- Once the finger is fully inserted, search for a rounded lump roughly 4 inches inside the rectum and up towards the root of the penis. This is the prostate. A prostate massager (when used as per instructions) will automatically stimulate this spot.
- Gently massage the prostate in a circular or back-and-forth motion using the pad of a finger. You can also apply gentle pressure for seven to 10 seconds, again with the pad of a finger, rather than the tip.
WARNING: The area around the prostate is sensitive and if treated too vigorously can become sore or damage some nerve endings so be careful and go slowly.
The prostate is roughly the size of a walnut, but can become larger with age or various medical issues. At the age of 60 to 70 it can be as large as a plum. This enlargement is called Benign Prostatic Hyperplasia (BPH) and can restrict the urethra and cause various issues such as
- Increased need to urinate, especially at night
- Difficulty starting urination
- Weak urine stream
- Dribbling at the end of urination
- Inability to completely empty the bladder
There are other issues that can affect the prostate or change its size and cause medical issues such as
- Prostatitis (inflammation of the prostate)
- Prostate cancer
- Bacterial infections
If you notice any issues, please contact your doctor.
In some cases, a doctor may need expressed prostatic fluid (EPF) for diagnostic purposes. In that case a doctor will perform a prostate massage with a lubricated, gloved finger and press on the prostate. The procedure doesn’t take long, but can be uncomfortable. The fluids that then leak out of the penis are collected and sent for analysis. EPF can be used to identify prostate cancer (a test called PCA-3) or to identify bacteria for an infection
Chronic Prostatitis (non bacterial)
Chronic prostatitis is an inflammation of the prostate gland. Symptoms can include: groin, rectal or abdominal pain, painful urination or ejaculation, blood in the urine, as well as a generally "ill" feeling throughout the body. For some patients with chronic prostatitis that is not due to bacterial infection undergoing periodic prostate massage can mean relief from pressure or symptoms. For Bacterial prostatitis this is not recommended. As it could cause a spread of the bacteria
Some people believe that prostate massage has cancer-fighting benefits. While prostate massage can reduce inflammation, it has not been proven to directly prevent cancer. Reduction of prostate inflammation may decrease the risk of cancer in some patients with chronic prostatitis. Also, the EPF may be collected for determine if an individual is at risk of having prostate cancer. Patients suspected of having prostate cancer should not be treated with (or engage in) prostate massage, as this may cause tumor cells to break off and spread to nearby tissues (other than for diagnostic purposes).

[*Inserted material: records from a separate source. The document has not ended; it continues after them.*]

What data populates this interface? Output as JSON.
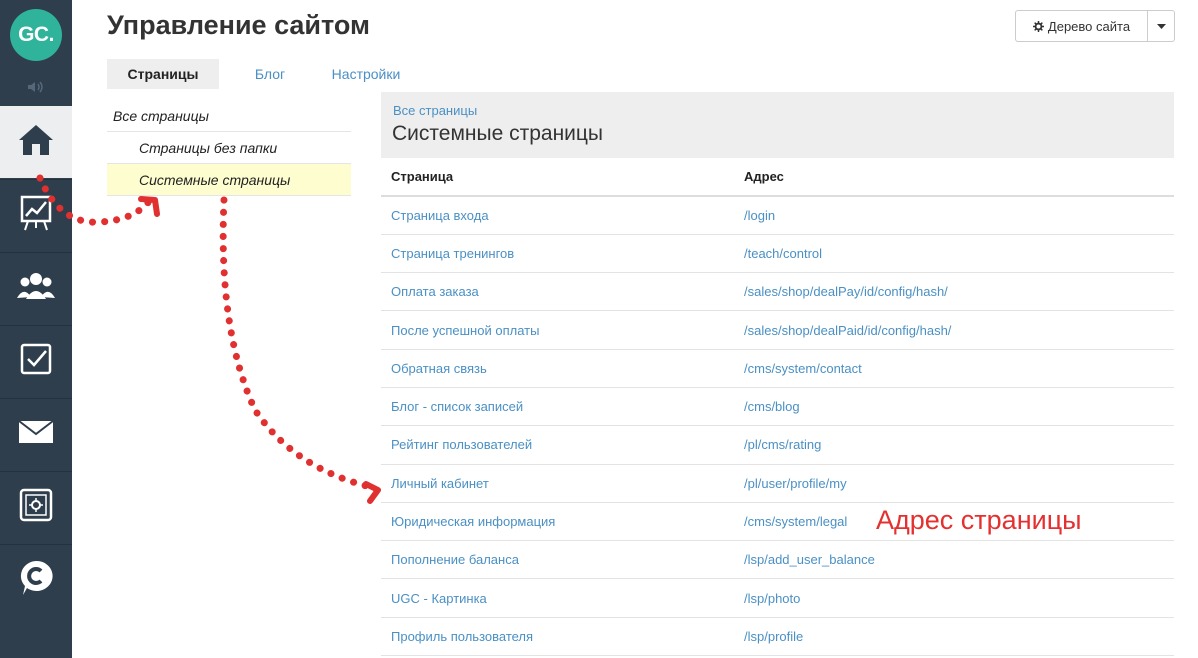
{
  "brand": {
    "logo_text": "GC."
  },
  "sidebar": {
    "items": [
      {
        "name": "home",
        "icon": "home-icon",
        "active": true
      },
      {
        "name": "stats",
        "icon": "chart-board-icon"
      },
      {
        "name": "users",
        "icon": "users-icon"
      },
      {
        "name": "tasks",
        "icon": "checkbox-icon"
      },
      {
        "name": "messages",
        "icon": "envelope-icon"
      },
      {
        "name": "safe",
        "icon": "safe-icon"
      },
      {
        "name": "chat",
        "icon": "chat-c-icon"
      }
    ]
  },
  "header": {
    "title": "Управление сайтом",
    "tree_button_label": "Дерево сайта"
  },
  "tabs": [
    {
      "label": "Страницы",
      "active": true
    },
    {
      "label": "Блог"
    },
    {
      "label": "Настройки"
    }
  ],
  "tree": {
    "items": [
      {
        "label": "Все страницы"
      },
      {
        "label": "Страницы без папки"
      },
      {
        "label": "Системные страницы",
        "selected": true
      }
    ]
  },
  "content": {
    "breadcrumb": "Все страницы",
    "title": "Системные страницы",
    "columns": [
      "Страница",
      "Адрес"
    ],
    "rows": [
      {
        "page": "Страница входа",
        "address": "/login"
      },
      {
        "page": "Страница тренингов",
        "address": "/teach/control"
      },
      {
        "page": "Оплата заказа",
        "address": "/sales/shop/dealPay/id/config/hash/"
      },
      {
        "page": "После успешной оплаты",
        "address": "/sales/shop/dealPaid/id/config/hash/"
      },
      {
        "page": "Обратная связь",
        "address": "/cms/system/contact"
      },
      {
        "page": "Блог - список записей",
        "address": "/cms/blog"
      },
      {
        "page": "Рейтинг пользователей",
        "address": "/pl/cms/rating"
      },
      {
        "page": "Личный кабинет",
        "address": "/pl/user/profile/my"
      },
      {
        "page": "Юридическая информация",
        "address": "/cms/system/legal"
      },
      {
        "page": "Пополнение баланса",
        "address": "/lsp/add_user_balance"
      },
      {
        "page": "UGC - Картинка",
        "address": "/lsp/photo"
      },
      {
        "page": "Профиль пользователя",
        "address": "/lsp/profile"
      }
    ]
  },
  "annotation": {
    "text": "Адрес страницы",
    "color": "#e53030"
  },
  "colors": {
    "sidebar": "#2f3e4c",
    "accent_link": "#4a90c4",
    "logo": "#2fb39a",
    "selected_row": "#fdfdd0"
  }
}
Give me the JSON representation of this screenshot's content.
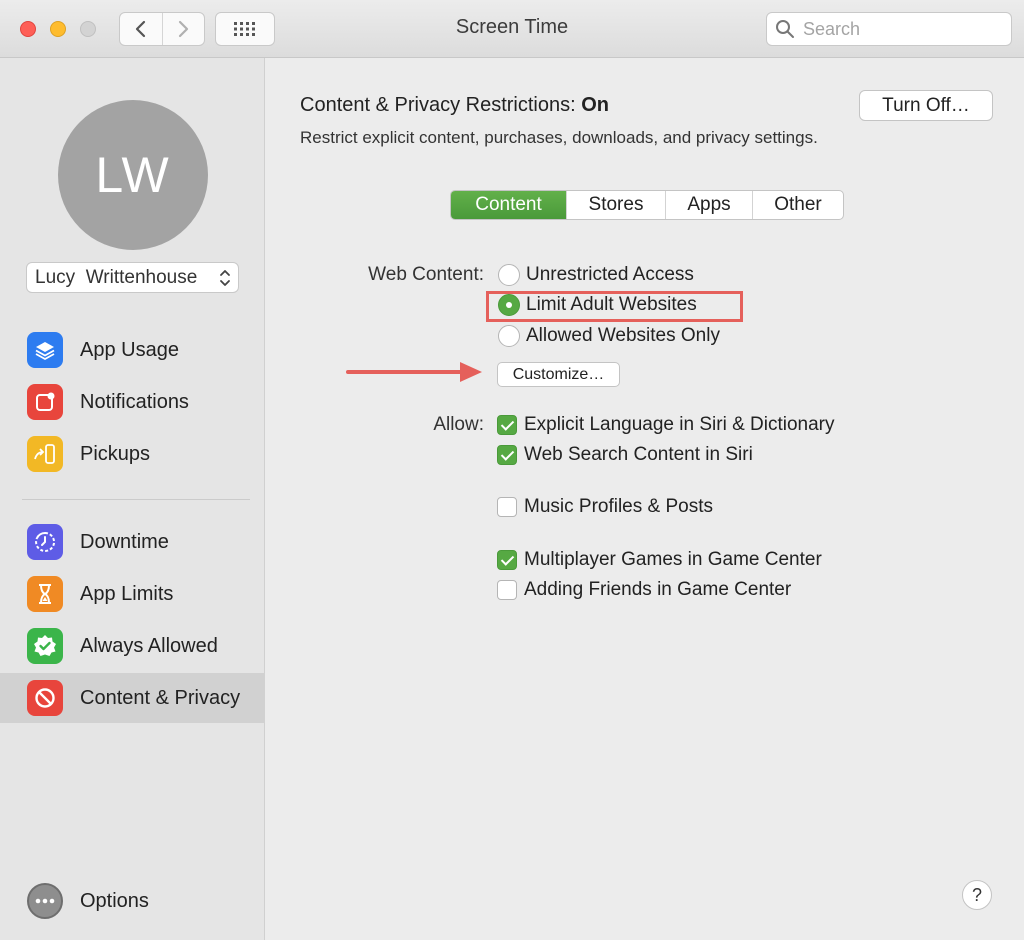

Prostate massage can be a great sexual experience and has certain medical applications. However, contrary to popular belief, there is little evidence to support the claims that prostate massage is an effective therapy for prostatitis, enlarged prostate, or other conditions that affect the prostate. It is clear, however, that prostatic massage comes with risks for men who have bacterial prostatitis, prostate cancer, fissures, or hemorrhoids. For them, prostate massage should be avoided, as it can worsen their condition.